### Record extracts
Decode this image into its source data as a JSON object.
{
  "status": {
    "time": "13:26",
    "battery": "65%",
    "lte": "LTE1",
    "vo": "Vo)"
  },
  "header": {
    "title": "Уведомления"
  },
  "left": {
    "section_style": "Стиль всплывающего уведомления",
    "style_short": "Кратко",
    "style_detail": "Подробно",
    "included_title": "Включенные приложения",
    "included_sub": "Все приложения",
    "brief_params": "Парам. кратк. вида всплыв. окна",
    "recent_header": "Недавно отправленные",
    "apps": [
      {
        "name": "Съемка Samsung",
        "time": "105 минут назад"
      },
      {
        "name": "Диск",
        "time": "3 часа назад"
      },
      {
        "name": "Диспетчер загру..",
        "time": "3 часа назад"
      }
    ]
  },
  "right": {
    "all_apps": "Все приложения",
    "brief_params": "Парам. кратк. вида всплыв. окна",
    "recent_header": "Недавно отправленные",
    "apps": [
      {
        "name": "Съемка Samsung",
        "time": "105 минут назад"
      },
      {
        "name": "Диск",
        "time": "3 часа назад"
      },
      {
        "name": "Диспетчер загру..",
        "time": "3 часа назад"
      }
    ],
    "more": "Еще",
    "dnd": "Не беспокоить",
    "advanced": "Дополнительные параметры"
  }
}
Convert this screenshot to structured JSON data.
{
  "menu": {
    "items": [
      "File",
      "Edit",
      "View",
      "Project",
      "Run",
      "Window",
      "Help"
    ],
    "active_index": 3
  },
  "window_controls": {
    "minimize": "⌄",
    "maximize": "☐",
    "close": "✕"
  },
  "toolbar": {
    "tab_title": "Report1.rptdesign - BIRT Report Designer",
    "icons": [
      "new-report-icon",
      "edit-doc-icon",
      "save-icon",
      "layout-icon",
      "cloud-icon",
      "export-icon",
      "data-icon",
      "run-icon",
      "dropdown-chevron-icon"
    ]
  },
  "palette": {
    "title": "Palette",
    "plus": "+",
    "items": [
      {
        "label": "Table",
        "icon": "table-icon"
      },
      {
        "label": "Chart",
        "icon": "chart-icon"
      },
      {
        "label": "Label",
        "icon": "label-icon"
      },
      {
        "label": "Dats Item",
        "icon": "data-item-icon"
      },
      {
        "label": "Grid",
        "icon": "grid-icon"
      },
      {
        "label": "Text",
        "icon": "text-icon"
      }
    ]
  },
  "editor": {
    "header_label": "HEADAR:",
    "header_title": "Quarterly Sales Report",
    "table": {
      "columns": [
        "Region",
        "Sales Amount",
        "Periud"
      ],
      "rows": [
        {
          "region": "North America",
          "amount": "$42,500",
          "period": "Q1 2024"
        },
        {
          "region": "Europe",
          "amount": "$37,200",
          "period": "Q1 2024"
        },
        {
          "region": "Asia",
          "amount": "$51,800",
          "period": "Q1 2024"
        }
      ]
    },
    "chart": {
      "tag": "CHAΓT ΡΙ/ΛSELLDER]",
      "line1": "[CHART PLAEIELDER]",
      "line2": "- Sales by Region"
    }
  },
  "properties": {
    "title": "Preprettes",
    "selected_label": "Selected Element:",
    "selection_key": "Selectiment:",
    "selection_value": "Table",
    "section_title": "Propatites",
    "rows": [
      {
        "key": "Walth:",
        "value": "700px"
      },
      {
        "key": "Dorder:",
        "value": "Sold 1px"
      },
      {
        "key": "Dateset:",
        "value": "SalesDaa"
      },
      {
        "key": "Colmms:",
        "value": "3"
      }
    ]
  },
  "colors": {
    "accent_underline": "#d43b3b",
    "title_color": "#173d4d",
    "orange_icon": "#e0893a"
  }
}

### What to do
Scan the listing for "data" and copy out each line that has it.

### Solution to this task
Decode this image into its source data as a JSON object.
Convert this screenshot to structured JSON data.
      "data-icon",
        "icon": "data-item-icon"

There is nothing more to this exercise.